In this segment of the Motley Fool Money radio show, host Chris Hill, Million Dollar Portfolio's Jason Moser and Matt Argersinger, and Total Income's Ron Gross talk Wayfair (NYSE:W), the furniture and home furnishing e-tailer. Its margin is holding steady, and it's growing in all the right ways -- but it won't have it easy. The Fools lay out the bull case and the three bearish problems Wayfair faces.

A full transcript follows the video.

This video was recorded on Nov. 3, 2017.

Chris Hill: Third quarter revenue for Wayfair grew nearly 40%, but shares of the online home goods retailer down this week. They're in growth mode, Jason, and the stock has had a great year. I'm just wondering if they're getting a little too frothy for some investors.

Jason Moser: Well, generally speaking, I think this business continues to do very well. You keyed in there on the revenue growth. I think all of the metrics that really matter are moving in the right direction. But there are three problems as I see it today. These guys are still not profitable, they're not cash flow positive, and they're not Amazon.

Ron Gross: [laughs] I like that.

Moser: If they were one of those three, the market would probably give them a little more credit. But, with that said, let's look at the bright side here, because I think there's a lot to unpack. Gross margin held the line vs. a year ago, which is important because the cost of goods includes that shipping and fulfillment, which is really what these guys have to spend so much on year in and year out. Again, percentage of orders from repeat customers continues to grow, it's now 61% versus around 56.5% a year ago. Again, I think it's a good business. It's going to take some time and some investment and some patience. But I think another encouraging sign is, they have Millennials really starting to enter that key demographic customer that they focus on, the 35-65-year-old home owner, or, it could be a renter, for that matter, as well. And I think that's going to resonate with a lot of these consumers that have been raised in this e-commerce age. So, there are a lot of tailwinds here. I think they're witnessing some success on the wedding registry front. All in all, it's a good business, I like what they're doing, I would not bet against these guys. I think they have a great perspective in trying to build out something that lasts.

Hill: Have they given any guidance on when they think they will be profitable? Or, do you as an analyst have any expectation of, it's got to be by this point in time or they're really going to be in trouble?
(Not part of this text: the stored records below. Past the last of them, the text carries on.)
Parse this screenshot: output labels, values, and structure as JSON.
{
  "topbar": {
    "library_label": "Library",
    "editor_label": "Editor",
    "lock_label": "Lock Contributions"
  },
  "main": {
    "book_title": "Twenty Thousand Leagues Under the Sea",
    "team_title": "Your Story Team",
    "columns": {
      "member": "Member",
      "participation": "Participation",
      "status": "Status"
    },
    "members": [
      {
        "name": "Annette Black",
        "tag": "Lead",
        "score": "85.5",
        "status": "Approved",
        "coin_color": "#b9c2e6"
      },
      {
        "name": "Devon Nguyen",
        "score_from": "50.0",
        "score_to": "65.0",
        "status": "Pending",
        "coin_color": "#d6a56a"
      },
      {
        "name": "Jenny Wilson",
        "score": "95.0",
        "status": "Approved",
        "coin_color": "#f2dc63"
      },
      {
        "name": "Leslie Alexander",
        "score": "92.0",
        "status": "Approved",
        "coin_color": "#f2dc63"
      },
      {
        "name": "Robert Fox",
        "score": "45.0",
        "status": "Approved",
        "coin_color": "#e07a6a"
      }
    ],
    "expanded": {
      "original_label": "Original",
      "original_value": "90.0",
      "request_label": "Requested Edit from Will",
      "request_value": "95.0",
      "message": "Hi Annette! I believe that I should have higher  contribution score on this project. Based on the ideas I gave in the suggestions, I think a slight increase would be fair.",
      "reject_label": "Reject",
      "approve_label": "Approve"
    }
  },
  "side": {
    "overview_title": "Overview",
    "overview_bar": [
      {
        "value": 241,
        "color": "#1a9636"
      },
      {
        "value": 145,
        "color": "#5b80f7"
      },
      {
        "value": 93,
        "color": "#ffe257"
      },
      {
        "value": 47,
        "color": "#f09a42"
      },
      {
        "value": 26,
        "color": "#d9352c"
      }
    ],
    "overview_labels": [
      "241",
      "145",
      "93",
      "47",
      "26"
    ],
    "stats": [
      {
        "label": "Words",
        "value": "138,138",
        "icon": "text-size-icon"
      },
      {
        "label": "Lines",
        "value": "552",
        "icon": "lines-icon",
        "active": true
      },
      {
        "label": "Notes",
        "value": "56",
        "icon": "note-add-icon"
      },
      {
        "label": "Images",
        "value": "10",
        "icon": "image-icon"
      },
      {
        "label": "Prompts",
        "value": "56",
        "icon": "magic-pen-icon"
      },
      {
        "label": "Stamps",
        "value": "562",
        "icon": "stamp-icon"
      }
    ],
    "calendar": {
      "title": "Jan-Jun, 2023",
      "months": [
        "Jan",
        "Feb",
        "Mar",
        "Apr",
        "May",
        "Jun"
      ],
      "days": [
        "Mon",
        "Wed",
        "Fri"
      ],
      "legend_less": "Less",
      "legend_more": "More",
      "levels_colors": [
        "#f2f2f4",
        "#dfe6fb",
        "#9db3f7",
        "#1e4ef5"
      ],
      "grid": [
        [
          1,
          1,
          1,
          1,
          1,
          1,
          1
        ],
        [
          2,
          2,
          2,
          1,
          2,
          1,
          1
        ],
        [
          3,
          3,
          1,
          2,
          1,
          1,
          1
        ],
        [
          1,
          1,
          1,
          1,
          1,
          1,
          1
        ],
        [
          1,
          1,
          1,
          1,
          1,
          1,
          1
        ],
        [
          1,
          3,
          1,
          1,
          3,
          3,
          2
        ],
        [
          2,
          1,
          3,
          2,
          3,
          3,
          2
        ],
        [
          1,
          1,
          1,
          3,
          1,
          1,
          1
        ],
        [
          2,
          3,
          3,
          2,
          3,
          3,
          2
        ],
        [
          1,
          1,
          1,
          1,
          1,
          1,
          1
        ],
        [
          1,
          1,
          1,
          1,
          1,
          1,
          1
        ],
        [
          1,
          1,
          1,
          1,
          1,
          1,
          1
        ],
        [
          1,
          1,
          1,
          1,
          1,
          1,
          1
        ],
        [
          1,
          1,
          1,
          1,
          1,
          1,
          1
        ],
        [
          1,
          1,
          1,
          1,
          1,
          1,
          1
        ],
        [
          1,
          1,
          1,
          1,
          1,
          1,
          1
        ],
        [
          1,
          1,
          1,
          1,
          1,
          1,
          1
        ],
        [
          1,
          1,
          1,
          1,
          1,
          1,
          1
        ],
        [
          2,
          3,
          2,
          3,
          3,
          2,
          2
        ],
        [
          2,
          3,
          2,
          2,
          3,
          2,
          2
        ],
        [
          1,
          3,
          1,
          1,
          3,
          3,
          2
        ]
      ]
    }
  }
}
Moser: I think they're going to continue to string this along as long as the market will let it. It sold off after earnings, it recovered a little bit the next day. I think the market still gives these guys a lot of credit, because the bottom line is, those sales numbers, the customers that are ordering, that all tells the tale. This is a business that's growing, a lot of people are using the platform.

John Mackey, CEO of Whole Foods Market, an Amazon subsidiary, is a member of The Motley Fool's board of directors. Chris Hill owns shares of Amazon. Jason Moser has no position in any of the stocks mentioned. Ron Gross owns shares of Amazon. The Motley Fool owns shares of and recommends Amazon and Wayfair. The Motley Fool has a disclosure policy.